(Beginning of Data extract)

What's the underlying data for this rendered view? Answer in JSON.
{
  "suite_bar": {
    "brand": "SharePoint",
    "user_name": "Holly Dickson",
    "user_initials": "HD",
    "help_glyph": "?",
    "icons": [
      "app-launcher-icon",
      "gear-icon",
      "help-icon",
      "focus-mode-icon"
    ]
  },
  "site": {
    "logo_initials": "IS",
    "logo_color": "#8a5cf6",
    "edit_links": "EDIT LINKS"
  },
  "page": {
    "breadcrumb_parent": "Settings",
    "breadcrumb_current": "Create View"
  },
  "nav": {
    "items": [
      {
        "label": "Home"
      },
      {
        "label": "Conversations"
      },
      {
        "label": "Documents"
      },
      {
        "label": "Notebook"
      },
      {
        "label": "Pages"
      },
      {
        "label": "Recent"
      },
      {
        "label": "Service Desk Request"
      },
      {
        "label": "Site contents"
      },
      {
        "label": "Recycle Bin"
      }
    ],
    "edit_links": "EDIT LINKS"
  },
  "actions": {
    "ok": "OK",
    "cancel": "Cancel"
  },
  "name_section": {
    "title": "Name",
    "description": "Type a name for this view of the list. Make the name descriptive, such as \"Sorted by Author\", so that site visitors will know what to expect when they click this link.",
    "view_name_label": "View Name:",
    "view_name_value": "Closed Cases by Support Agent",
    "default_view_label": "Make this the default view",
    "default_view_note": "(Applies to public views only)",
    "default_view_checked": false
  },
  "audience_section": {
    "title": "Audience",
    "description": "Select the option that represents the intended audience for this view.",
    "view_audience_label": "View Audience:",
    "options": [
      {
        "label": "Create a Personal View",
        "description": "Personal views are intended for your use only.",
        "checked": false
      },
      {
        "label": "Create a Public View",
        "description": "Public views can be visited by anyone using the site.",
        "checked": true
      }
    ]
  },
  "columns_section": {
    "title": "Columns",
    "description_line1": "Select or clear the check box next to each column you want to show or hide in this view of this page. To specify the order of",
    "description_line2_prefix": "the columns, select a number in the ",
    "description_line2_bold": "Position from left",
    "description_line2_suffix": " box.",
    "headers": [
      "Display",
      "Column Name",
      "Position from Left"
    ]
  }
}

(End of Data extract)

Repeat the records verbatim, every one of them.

What's the underlying data for this rendered view? Answer in JSON.
{
  "suite_bar": {
    "brand": "SharePoint",
    "user_name": "Holly Dickson",
    "user_initials": "HD",
    "help_glyph": "?",
    "icons": [
      "app-launcher-icon",
      "gear-icon",
      "help-icon",
      "focus-mode-icon"
    ]
  },
  "site": {
    "logo_initials": "IS",
    "logo_color": "#8a5cf6",
    "edit_links": "EDIT LINKS"
  },
  "page": {
    "breadcrumb_parent": "Settings",
    "breadcrumb_current": "Create View"
  },
  "nav": {
    "items": [
      {
        "label": "Home"
      },
      {
        "label": "Conversations"
      },
      {
        "label": "Documents"
      },
      {
        "label": "Notebook"
      },
      {
        "label": "Pages"
      },
      {
        "label": "Recent"
      },
      {
        "label": "Service Desk Request"
      },
      {
        "label": "Site contents"
      },
      {
        "label": "Recycle Bin"
      }
    ],
    "edit_links": "EDIT LINKS"
  },
  "actions": {
    "ok": "OK",
    "cancel": "Cancel"
  },
  "name_section": {
    "title": "Name",
    "description": "Type a name for this view of the list. Make the name descriptive, such as \"Sorted by Author\", so that site visitors will know what to expect when they click this link.",
    "view_name_label": "View Name:",
    "view_name_value": "Closed Cases by Support Agent",
    "default_view_label": "Make this the default view",
    "default_view_note": "(Applies to public views only)",
    "default_view_checked": false
  },
  "audience_section": {
    "title": "Audience",
    "description": "Select the option that represents the intended audience for this view.",
    "view_audience_label": "View Audience:",
    "options": [
      {
        "label": "Create a Personal View",
        "description": "Personal views are intended for your use only.",
        "checked": false
      },
      {
        "label": "Create a Public View",
        "description": "Public views can be visited by anyone using the site.",
        "checked": true
      }
    ]
  },
  "columns_section": {
    "title": "Columns",
    "description_line1": "Select or clear the check box next to each column you want to show or hide in this view of this page. To specify the order of",
    "description_line2_prefix": "the columns, select a number in the ",
    "description_line2_bold": "Position from left",
    "description_line2_suffix": " box.",
    "headers": [
      "Display",
      "Column Name",
      "Position from Left"
    ]
  }
}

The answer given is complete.